Dr. Anantanand Rambachan packed Simpson College’s Lekberg Hall with students and community members for Simpson’s 33rd annual Matthew Simpson Lecture in Religions.
Rambachan is a professor of religion, philosophy and Asian studies at St. Olaf College in Minnesota and has written several books and articles in scholarly journals.
In his lecture at Simpson, Rambachan spoke about communications and friendship in interreligious relationships. He used Hindu leader Mahatma Gandhi and Episcopalian priest Charles Andrews as a model of interreligious friendships.
“When I chose the topic for this lecture, I didn’t realize how relevant interreligious dialogue as friendship would be today,” Rambachan said.
“The United States is the worlds most religiously diverse nations,” Rambachan said. “Today a Hindu, a Buddhist or a Muslim can find a place of workshop, prayer or meditation in almost every major city in the United States.”
Rambachan commented on how this diversity brings both opportunities and challenges and opportunities for enrichment.
“Each day the news makes up increasingly aware of fear and hatred in our global and national community directed at other religions,” Rambachan said.
He stated that the primary challenge today is how people can remain committed to their own distinctive world views but do so with openness to those of other faiths. To illustrate this, he used the relationship of Gandhi and Andrews and 4 dimensions important to interreligious communications.
The four dimensions Rambachan used in his lecture and linked to Gandhi and Andrews’ friendship were shared identity, ethical obligations, mutual trust, and generosity.
Rambachan said while interreligious friendships are important, there are many risks that come with it as well.
“When you cross boundaries there are risks, and the risk is being alienated from your own community,” Rambachan said.
Rambachan said there are several ways that we can be like Gandhi and Andrews and foster interreligious relationships. First, interreligious relationships are not possible without religious difference.
The second, is that interreligious friendships are meaningful when the relationships are informed by willingness to give and to receive.
In his question and answer Rambachan was asked how to build interreligious friendship and trust in areas where religious diversity is not common. He states we need to be more proactive with this and create our own opportunities to have interreligious communication and friendships.
“Simpson students, as we heard when somebody asked a question, are not exposed to a lot of religious diversity and the more we can bring to campus and have students start to think about the world outside of Iowa, the better,” Mark Gammon, chair of religion department and associate professor of religion, said.
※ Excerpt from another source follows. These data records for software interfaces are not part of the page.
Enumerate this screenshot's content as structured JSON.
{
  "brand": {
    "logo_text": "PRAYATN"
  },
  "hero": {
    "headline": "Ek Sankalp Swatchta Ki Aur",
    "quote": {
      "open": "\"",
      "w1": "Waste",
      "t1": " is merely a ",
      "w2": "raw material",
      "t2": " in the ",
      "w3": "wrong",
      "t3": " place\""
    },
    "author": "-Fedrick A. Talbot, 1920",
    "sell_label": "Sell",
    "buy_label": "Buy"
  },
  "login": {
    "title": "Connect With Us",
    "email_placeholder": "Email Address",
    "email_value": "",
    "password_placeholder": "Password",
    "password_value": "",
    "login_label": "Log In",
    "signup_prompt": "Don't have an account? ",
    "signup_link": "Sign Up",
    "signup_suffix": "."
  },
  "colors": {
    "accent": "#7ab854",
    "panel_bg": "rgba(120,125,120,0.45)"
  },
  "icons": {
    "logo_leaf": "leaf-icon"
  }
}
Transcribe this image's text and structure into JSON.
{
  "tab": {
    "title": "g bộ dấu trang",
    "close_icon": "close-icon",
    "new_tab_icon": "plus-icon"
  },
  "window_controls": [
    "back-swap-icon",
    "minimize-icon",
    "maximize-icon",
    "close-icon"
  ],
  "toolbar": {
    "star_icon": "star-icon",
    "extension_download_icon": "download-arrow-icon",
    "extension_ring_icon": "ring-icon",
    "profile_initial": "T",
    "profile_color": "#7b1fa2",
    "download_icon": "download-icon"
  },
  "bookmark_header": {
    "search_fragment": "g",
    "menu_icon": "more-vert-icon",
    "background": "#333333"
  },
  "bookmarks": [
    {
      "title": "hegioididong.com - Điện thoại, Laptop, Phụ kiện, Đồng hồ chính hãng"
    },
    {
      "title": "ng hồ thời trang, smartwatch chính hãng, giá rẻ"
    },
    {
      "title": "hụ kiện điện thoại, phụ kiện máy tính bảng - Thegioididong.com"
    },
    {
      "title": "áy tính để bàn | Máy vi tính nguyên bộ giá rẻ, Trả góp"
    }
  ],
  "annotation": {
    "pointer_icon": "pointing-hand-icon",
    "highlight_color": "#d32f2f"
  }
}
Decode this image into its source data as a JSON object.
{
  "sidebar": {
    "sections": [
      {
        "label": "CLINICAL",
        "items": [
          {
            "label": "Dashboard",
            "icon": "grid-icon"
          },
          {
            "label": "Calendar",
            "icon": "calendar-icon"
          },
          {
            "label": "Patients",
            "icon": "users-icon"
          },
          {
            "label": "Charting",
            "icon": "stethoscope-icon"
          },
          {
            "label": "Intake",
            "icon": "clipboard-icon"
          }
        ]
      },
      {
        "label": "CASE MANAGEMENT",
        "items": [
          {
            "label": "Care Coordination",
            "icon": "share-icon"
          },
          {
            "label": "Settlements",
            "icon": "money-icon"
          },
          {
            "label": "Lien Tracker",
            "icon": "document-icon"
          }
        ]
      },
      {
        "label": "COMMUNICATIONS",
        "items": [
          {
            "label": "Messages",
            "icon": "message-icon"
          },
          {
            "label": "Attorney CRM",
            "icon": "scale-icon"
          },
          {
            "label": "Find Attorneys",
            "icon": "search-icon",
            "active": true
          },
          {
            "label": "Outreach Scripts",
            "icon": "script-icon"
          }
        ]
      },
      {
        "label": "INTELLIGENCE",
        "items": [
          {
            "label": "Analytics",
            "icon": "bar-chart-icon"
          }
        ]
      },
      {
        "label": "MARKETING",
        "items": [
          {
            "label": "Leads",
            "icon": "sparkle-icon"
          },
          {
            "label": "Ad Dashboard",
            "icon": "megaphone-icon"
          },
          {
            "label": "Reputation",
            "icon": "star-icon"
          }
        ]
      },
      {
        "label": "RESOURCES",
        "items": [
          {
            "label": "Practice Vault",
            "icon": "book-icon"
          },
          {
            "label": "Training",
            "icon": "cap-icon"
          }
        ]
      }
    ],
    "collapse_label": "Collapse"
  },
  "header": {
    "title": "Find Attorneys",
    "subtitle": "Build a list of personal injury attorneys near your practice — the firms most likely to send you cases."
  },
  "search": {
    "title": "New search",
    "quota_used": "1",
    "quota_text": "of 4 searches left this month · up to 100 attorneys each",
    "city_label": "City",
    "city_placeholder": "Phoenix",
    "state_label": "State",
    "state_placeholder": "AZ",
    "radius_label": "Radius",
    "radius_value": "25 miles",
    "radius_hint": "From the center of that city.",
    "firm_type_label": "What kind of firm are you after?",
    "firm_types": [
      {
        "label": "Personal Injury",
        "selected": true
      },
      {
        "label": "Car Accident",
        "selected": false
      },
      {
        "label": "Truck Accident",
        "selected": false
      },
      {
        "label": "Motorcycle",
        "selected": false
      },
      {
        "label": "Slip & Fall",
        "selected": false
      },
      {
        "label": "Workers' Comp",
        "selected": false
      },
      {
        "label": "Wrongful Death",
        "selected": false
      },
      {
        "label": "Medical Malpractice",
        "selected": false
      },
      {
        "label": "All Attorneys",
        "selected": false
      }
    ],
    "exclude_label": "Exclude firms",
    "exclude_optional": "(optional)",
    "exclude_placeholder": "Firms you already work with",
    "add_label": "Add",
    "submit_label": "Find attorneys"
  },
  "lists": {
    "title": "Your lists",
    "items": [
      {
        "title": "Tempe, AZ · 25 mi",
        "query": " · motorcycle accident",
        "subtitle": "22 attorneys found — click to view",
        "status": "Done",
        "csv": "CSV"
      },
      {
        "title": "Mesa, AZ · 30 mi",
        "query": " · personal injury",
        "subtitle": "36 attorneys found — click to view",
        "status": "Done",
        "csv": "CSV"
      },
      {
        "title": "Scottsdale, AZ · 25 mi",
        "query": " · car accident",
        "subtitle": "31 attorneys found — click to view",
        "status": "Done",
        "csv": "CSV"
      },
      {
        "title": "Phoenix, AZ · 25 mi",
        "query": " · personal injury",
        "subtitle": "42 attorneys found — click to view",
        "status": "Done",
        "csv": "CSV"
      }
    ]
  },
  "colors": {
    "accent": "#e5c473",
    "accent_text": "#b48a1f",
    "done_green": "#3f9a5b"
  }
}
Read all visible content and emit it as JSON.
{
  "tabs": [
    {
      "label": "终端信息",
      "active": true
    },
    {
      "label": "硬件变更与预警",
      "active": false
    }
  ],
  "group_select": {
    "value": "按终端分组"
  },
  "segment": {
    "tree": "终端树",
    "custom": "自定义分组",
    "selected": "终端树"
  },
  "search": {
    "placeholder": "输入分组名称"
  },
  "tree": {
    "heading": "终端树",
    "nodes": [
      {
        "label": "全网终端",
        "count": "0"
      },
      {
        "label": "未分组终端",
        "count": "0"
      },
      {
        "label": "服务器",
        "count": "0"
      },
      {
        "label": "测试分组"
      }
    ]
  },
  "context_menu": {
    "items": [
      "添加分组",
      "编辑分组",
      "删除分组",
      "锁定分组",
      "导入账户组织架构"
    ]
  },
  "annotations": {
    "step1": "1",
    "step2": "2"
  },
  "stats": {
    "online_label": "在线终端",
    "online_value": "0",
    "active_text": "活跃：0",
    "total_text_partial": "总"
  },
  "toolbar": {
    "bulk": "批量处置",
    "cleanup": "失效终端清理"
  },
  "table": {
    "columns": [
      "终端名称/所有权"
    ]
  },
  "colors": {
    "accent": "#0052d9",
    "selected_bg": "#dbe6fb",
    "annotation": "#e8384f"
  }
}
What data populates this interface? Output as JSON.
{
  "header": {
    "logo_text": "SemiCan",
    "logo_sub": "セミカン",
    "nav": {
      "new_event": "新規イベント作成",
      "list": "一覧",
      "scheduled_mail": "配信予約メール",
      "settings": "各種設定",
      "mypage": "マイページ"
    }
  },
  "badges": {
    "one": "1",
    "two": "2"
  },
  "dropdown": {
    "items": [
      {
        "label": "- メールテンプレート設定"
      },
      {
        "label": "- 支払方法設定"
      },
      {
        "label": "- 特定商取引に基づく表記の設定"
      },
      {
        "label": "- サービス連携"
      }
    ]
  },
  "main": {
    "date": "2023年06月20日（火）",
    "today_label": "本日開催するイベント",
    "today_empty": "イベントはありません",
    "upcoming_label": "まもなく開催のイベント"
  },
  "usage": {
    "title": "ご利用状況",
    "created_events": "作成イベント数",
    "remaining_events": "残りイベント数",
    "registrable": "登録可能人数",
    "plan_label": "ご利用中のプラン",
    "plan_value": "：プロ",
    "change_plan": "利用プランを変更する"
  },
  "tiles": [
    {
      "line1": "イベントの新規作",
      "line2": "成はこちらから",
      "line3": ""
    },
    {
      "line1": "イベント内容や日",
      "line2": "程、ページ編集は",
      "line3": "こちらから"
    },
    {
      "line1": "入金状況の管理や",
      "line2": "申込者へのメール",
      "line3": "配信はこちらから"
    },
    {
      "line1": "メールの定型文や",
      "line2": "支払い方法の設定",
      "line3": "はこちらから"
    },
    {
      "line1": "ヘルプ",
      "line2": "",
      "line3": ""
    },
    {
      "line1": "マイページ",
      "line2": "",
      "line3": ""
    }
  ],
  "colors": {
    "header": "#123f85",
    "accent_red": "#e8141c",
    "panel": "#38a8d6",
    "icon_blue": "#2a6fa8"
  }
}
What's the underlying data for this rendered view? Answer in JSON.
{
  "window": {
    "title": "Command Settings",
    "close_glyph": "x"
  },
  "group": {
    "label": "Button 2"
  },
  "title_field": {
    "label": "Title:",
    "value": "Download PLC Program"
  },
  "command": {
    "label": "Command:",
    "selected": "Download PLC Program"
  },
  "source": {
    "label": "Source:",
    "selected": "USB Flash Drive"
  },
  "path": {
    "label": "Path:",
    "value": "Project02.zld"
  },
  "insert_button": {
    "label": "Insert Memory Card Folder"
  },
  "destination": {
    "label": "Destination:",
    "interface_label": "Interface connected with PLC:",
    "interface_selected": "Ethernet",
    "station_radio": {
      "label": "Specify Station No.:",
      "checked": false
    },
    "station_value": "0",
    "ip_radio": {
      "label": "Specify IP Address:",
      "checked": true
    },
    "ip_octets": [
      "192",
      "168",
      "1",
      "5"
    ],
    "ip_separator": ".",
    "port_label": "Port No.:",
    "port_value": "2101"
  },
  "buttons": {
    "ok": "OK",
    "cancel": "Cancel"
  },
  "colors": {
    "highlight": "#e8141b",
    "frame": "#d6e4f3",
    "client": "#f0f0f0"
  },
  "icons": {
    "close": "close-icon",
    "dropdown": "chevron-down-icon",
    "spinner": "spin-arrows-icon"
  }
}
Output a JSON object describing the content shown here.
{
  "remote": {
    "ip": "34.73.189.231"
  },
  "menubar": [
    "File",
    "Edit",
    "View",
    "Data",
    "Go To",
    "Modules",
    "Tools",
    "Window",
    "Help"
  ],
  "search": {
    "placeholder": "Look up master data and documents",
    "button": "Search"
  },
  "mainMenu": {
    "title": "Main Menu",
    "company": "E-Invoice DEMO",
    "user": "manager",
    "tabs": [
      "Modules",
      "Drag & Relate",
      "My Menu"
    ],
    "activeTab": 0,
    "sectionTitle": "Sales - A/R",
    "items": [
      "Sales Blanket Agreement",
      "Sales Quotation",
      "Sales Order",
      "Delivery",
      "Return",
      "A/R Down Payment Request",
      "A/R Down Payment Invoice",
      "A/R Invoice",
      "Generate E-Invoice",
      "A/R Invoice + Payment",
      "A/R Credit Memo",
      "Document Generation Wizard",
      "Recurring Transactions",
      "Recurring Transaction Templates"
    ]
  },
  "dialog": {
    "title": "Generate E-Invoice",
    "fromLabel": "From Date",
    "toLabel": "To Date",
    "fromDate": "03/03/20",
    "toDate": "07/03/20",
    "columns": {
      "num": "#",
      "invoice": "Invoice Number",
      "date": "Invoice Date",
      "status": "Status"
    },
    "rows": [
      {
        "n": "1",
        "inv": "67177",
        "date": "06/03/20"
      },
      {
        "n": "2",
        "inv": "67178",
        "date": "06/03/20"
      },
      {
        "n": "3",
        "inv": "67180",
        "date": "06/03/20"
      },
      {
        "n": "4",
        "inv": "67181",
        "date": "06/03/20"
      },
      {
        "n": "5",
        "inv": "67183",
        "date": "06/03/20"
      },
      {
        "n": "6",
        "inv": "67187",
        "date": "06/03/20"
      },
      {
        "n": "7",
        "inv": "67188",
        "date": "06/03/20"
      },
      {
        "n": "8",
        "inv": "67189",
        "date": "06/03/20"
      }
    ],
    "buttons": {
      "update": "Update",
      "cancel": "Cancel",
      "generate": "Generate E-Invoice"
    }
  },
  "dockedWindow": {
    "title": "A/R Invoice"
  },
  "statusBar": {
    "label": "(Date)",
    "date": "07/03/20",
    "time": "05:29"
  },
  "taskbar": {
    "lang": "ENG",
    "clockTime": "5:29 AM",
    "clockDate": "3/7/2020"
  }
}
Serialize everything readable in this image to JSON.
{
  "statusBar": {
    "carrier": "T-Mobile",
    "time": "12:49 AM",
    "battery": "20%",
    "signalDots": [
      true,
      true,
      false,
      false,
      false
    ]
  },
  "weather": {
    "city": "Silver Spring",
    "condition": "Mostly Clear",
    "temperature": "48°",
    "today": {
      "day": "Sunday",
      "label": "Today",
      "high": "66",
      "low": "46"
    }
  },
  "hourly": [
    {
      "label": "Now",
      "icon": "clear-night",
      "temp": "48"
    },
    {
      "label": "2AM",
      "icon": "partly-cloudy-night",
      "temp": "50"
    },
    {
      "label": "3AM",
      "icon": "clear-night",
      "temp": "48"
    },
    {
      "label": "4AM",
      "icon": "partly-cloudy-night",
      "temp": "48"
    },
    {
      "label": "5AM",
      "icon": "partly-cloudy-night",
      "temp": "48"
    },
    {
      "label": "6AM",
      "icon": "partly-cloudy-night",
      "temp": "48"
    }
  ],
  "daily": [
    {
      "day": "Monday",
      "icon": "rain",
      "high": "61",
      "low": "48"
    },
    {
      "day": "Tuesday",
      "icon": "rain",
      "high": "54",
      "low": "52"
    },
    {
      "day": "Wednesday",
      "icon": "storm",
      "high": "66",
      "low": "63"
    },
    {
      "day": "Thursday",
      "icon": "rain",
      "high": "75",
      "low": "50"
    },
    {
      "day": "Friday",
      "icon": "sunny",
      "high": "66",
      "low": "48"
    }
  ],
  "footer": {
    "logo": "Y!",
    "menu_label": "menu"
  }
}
After the lecture there was a reception held in the Mary Berry faculty lounge where students and faculty were able to sit down with Rambachan and discuss more on the topic of his lecture.